Stored entries:
=== Begin Enclosure ===
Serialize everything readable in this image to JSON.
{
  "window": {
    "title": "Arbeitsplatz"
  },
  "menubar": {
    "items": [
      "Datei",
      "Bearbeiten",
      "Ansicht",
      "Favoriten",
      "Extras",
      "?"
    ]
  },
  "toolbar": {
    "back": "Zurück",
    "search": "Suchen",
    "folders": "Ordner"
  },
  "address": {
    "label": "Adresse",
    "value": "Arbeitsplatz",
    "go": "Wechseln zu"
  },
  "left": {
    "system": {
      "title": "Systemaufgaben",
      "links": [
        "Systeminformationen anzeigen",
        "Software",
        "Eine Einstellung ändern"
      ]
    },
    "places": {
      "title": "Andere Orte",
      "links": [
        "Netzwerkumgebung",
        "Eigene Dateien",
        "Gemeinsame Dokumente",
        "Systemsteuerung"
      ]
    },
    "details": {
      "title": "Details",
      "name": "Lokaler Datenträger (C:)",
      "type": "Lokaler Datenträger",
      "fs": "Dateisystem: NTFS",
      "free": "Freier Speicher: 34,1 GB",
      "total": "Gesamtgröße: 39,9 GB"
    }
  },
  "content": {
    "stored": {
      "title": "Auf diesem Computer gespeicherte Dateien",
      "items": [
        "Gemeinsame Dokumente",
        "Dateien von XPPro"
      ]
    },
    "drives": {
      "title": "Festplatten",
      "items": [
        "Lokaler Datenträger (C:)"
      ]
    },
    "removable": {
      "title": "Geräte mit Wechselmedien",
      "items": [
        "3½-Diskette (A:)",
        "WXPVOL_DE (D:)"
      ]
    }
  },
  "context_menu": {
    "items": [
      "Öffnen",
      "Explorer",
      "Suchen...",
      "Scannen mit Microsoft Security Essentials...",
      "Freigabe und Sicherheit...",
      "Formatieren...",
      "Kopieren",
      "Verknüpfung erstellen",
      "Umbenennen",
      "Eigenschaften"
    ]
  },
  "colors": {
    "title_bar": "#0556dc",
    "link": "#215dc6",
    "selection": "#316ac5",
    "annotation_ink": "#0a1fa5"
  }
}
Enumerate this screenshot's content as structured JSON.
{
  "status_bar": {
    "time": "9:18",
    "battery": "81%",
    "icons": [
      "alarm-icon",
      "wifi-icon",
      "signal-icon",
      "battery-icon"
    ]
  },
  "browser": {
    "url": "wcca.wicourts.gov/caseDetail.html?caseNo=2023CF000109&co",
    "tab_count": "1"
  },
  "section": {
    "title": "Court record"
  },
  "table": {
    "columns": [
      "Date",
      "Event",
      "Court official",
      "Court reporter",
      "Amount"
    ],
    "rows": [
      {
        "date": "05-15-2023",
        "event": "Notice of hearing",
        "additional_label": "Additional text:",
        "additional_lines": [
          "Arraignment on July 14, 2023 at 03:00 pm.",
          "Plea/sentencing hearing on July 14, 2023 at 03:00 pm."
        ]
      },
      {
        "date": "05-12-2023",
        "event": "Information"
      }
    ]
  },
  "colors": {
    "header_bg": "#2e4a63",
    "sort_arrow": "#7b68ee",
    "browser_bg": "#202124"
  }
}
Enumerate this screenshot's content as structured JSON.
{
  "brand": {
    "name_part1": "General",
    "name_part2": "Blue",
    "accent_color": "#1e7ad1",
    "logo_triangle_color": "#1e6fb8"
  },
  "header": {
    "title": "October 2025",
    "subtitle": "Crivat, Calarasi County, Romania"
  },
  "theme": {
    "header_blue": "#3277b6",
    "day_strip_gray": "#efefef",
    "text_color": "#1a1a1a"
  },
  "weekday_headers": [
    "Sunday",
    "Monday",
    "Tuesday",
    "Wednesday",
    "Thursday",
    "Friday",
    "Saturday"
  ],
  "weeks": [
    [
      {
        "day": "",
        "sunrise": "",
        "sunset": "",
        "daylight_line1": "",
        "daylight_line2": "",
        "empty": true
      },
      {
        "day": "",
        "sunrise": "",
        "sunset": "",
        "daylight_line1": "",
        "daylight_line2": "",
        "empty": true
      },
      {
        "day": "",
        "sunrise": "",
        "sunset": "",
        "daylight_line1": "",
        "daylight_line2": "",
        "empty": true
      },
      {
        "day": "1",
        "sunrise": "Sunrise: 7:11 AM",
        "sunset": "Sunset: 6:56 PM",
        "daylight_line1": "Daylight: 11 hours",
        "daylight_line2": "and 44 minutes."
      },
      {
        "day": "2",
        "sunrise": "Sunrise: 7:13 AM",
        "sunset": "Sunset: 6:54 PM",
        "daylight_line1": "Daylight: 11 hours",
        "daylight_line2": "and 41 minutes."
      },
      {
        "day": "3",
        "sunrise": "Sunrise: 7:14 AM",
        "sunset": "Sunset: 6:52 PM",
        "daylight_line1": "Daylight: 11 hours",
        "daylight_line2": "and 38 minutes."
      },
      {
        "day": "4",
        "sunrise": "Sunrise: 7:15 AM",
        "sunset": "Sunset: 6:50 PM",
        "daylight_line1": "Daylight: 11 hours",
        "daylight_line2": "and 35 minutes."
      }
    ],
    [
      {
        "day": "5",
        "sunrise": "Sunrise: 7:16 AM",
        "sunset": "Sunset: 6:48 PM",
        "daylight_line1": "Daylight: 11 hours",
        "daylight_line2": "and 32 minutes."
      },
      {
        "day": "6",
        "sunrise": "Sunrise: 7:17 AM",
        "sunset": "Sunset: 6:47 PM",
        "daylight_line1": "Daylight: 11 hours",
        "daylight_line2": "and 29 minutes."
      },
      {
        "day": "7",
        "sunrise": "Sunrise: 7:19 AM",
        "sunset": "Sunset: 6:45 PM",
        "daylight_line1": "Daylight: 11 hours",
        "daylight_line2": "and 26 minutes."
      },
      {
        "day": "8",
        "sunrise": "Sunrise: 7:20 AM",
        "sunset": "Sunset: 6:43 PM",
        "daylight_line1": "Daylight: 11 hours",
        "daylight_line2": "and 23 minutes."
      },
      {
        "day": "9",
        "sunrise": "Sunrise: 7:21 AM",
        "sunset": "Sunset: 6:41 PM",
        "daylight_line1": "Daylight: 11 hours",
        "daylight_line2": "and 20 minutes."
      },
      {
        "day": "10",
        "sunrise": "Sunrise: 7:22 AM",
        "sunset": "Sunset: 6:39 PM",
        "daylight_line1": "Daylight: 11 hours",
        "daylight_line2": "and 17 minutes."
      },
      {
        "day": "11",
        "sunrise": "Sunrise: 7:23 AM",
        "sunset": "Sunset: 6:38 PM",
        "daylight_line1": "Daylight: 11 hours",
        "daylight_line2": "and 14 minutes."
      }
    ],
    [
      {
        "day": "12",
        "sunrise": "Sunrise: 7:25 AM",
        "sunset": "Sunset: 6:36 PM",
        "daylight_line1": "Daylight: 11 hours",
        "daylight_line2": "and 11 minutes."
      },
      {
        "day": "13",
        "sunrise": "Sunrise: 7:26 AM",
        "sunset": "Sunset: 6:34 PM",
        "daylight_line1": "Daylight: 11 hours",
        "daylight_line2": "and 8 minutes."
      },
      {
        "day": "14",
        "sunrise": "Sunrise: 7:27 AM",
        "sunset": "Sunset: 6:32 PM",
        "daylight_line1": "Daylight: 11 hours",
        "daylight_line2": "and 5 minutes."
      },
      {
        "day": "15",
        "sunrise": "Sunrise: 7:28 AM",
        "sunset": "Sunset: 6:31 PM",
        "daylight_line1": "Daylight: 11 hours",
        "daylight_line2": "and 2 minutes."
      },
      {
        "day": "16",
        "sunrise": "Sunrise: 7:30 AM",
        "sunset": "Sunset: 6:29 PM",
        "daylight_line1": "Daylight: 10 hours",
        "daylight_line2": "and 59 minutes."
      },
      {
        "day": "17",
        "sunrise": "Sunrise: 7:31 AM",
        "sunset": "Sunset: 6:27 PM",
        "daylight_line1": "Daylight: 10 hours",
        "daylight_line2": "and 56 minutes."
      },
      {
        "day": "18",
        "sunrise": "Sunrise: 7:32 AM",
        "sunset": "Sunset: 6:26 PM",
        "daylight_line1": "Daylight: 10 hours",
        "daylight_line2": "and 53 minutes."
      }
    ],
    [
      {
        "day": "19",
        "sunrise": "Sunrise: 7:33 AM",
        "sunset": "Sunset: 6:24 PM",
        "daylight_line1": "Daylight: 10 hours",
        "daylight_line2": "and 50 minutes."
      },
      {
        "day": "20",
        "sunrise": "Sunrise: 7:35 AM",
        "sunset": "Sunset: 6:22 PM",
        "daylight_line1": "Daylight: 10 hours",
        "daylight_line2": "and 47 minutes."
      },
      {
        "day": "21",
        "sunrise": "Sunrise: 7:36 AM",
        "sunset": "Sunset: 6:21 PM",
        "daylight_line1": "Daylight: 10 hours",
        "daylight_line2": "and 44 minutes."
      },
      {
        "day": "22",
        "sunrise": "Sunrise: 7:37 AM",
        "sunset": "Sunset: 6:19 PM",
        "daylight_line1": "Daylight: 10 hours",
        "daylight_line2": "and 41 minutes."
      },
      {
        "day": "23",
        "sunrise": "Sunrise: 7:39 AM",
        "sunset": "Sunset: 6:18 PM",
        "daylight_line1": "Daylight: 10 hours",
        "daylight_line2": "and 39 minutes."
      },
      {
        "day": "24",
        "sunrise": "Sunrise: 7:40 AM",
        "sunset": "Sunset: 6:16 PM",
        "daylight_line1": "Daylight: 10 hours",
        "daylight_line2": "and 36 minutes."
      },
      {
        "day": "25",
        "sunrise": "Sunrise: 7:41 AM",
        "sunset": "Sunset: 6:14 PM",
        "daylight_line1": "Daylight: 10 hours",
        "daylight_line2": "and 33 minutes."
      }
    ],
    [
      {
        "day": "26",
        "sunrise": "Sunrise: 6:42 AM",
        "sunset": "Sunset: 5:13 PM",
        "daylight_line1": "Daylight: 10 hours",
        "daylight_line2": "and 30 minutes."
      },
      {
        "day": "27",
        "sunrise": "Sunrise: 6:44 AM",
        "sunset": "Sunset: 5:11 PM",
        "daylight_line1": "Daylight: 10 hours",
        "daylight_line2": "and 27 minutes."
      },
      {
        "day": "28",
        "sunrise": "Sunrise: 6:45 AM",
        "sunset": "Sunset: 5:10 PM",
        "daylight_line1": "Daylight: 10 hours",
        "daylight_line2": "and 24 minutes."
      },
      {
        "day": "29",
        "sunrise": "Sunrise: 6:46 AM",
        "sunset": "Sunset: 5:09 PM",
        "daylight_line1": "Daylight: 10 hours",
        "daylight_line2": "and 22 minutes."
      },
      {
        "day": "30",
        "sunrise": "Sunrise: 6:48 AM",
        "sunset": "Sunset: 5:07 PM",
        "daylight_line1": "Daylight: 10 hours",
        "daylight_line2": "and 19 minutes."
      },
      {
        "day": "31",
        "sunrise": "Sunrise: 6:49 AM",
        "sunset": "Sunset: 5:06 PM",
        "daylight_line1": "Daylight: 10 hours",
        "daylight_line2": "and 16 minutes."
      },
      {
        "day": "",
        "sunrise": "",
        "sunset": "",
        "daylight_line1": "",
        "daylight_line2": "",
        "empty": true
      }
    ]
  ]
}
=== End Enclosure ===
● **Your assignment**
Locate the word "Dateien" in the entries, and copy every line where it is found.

● **Solution**
        "Eigene Dateien",
      "title": "Auf diesem Computer gespeicherte Dateien",
        "Dateien von XPPro"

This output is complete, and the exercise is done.